Seitan is something that the chinese came up with eons ago. If you've ever had mock duck, chicken, etc it's made from wheat gluten. You can make it from vital wheat gluten flour, but I think it tastes better when you make your own. You can use whole grain or white flour to make it, that doesn't matter.

Basically you make a dough with flour and water (I do small batches in my food processor and combine them in the end), then let the ball soak for at least an hour in water to develop the gluten further. Then you rinse out all the starch under water until you're left with the gluten.
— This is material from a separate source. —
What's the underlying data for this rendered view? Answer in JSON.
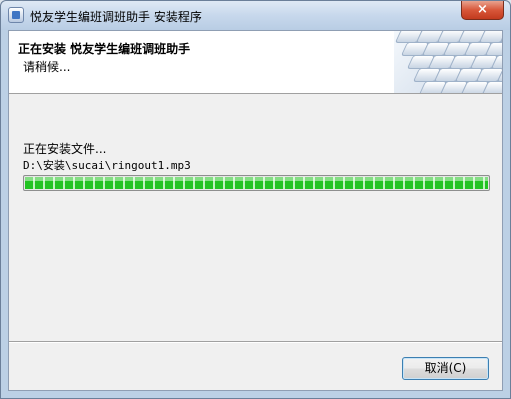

You can flavor it in many ways, then you cook it at low heat. When it's cooked it's called "seitan". Very high in protein, as that's what gluten is. The texture is reminiscent of meat.

Hope I explained it ok!

Michelle said...

I have been the fortunate recipient of several batches of this delicious bread! One time, I prepared a slice of bread and butter for my son with the still warm gift. When I told him who is was from he said "Oh mama, I love her".

That's good bread! LOL!!

Natalie said...

I made this today and it is sooooo good!

umtu mom said...

I just returned from a vacation in France where I re-discovered my love for bread, after 4 years of low-carb living. I am working out a diet plan to lower my cholesterol and I am including many complex carbohydrates, including whole grain breads. Yum! I have tried a few recipes so far, and am about to attempt your recipe. What I would like to know is if you have calculated out the nutritional information for this recipe. Whole wheat breads seem to have a huge variation in nutritional value, many of which don't appear to be any healthier than the white stuff you can buy in the stores.